Haraway has taught Women’s Studies and the History of Science at the University of Hawaii and Johns Hopkins University. Haraway’s works have contributed to the study of both human-machine and human-animal relations. Her works have sparked debate in primatology, philosophy, and developmental biology. Haraway participated in a collaborative exchange with the feminist theorist Lynn Randolph from 1990 to 1996. Their engagement with specific ideas relating to feminism, technoscience, political consciousness, and other social issues, formed the images and narrative of Haraway’s book Modest_Witness for which she received the Society for Social Studies of Science‘s (4S) Ludwik Fleck Prize in 1999. In 2000, Haraway was awarded the Society for Social Studies of Science’s John Desmond Bernal Prize for her distinguished contributions to the field of science and technology studies.

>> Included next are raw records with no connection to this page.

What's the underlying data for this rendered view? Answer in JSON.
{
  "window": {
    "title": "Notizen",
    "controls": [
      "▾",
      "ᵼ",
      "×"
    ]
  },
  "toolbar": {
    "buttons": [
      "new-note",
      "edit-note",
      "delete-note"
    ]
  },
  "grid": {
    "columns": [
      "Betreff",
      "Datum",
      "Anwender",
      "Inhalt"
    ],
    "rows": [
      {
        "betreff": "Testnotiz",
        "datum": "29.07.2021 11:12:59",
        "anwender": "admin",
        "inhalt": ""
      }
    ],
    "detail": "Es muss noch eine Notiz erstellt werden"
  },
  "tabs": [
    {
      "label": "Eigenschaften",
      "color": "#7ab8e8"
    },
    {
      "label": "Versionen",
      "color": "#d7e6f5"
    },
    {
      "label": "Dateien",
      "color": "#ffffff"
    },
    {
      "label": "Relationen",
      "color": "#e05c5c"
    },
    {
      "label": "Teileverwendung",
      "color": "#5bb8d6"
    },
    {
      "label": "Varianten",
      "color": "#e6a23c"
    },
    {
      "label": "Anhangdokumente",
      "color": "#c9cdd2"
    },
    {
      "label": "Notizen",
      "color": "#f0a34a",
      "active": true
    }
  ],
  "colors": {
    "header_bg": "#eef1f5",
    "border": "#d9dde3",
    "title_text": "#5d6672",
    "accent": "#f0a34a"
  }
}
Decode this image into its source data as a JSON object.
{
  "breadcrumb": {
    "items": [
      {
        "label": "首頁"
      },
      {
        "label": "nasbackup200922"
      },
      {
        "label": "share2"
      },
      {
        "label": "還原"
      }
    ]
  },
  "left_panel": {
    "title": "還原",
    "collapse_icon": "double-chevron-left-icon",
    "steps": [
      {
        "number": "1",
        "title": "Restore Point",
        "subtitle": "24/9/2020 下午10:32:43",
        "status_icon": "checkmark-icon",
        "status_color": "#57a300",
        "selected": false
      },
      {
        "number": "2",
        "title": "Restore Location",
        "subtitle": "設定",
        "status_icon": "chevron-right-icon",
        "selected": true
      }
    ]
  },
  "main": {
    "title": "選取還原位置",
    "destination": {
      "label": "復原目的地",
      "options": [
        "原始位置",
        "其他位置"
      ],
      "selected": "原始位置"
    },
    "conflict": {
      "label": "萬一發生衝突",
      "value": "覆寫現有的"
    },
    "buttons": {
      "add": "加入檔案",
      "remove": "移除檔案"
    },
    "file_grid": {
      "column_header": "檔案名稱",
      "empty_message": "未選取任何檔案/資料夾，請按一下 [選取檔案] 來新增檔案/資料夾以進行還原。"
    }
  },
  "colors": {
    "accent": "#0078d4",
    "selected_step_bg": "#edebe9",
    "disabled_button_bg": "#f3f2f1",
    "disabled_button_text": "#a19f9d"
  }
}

Haraway serves on the advisory board for numerous academic journals, including differences, Signs: Journal of Women in Culture and Society, Contemporary Women’s Writing, and Environmental Humanities.
Wikipedia continues:Donna Haraway – Wikipedia
HARI KUNZRU02.01.1997 12:00 PM
You Are Cyborg
ISSUE 9 / NATUREDECEMBER 07, 2019
A Giant Bumptious Litter: Donna Haraway on Truth, Technology, and Resisting Extinction
A Cyborg Manifesto